June 21, 2013

Sesame Street reaches out to 2.7 million American children with an incarcerated parent

Last week, Sesame Street added a new character, to whom more than 2.7 million American children can now relate. The show introduced Alex, a child whose father is in prison, in a video included in the online interactive, “Little Children, Big Challenges: Incarceration.”

The “Little Children, Big Challenges” feature aims to reach children facing complex challenges, including bullying, sibling rivalry and parental incarceration.

The site’s latest topic highlights a trend identified in a 2010 report from The Pew Charitable Trusts which found a sharp increase in the nation’s jail and prison population over the last few decades. At the time of the report, there were 2.3 million people in jail or prison compared to just 500,000 in 1980. The report noted that these figures represented the highest incarceration rate in the world.

The report found that 1.2 million inmates—more than half of the incarcerated population—were parents of children under age 18. Two-thirds of these incarcerated parents were serving time for a non-violent crime while one-third were serving time for a violent one.

As a result, there are 2.7 million minor children who have a parent in jail or prison. In other words, 1-in-28 American children (3.6%) have an incarcerated parent. Just 25 years ago, the number was 1-in-125.

A report from the Bureau of Justice Statistics found that the number of parents held in state and federal prisons increased by 79% between 1991 and midyear 2007. And half of the mothers (52%) and fathers (54%) in state prison reported that they were the primary provider for their children before their incarceration.

The Sesame Street website provides tips for caregivers to help the growing number of children affected by incarceration and features videos of both real-world children and Sesame Street characters sharing their own experiences with the subject.

Topics: Family and Relationships, Parenthood, Criminal Justice

  1. is a former editorial intern at the Pew Research Center.


  1. Suzanne Rogers4 years ago

    bravo,bravo Sesame street. At last someone who realizes there is a problem and is not afraid to adress it. These are human beings not just prisioners with families that need them. i just wish you were goverment officals, so that perhaps these downtrodden could recieve a hand up finding jobs when they get out. The first question on a job app. is “Do you have felonies” That translates to tough luck no job here for you, talk about discrimination.

  2. melissa walker4 years ago

    Good job sesame street!

  3. Marsha Buckingham4 years ago

    I am a Life Skills Program Specialist at a women’s prison. Is there a gender specific (for women) version of this presentation. This is a phenomenal tool!

    I will be using this in my classroom. Thank you!

  4. Noel4 years ago

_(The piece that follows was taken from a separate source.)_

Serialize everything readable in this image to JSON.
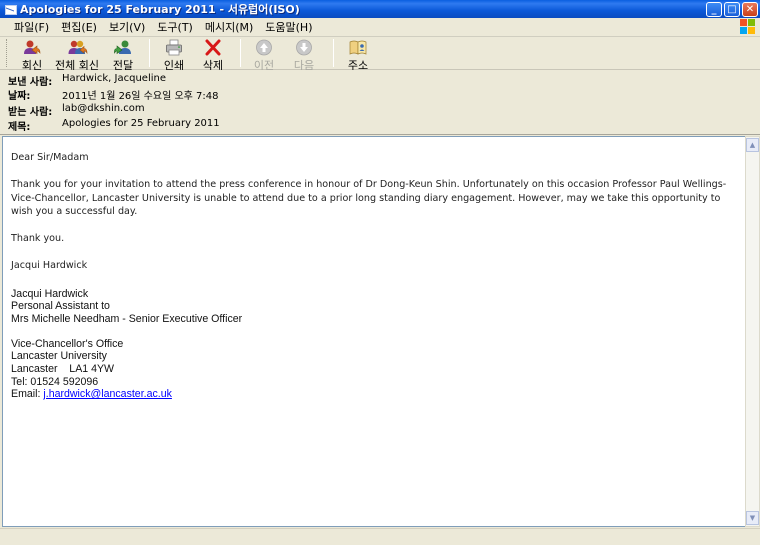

    I believe this is an outstanding, brave thing for sesame street to do. It can assist families with communicating the situations that child (and adults) come in contact with. Every parent or guardian can not talk to their child for some reason or another. Maybe their children don’t listen to them or maybe the adult has difficult time expressing to them self in a matter that the children can understand. Never the less, this is and will be a great method for helping children to relate not only to themselves in various situation, but to their friends that might be going through the situation as well. Good job Sesame Street!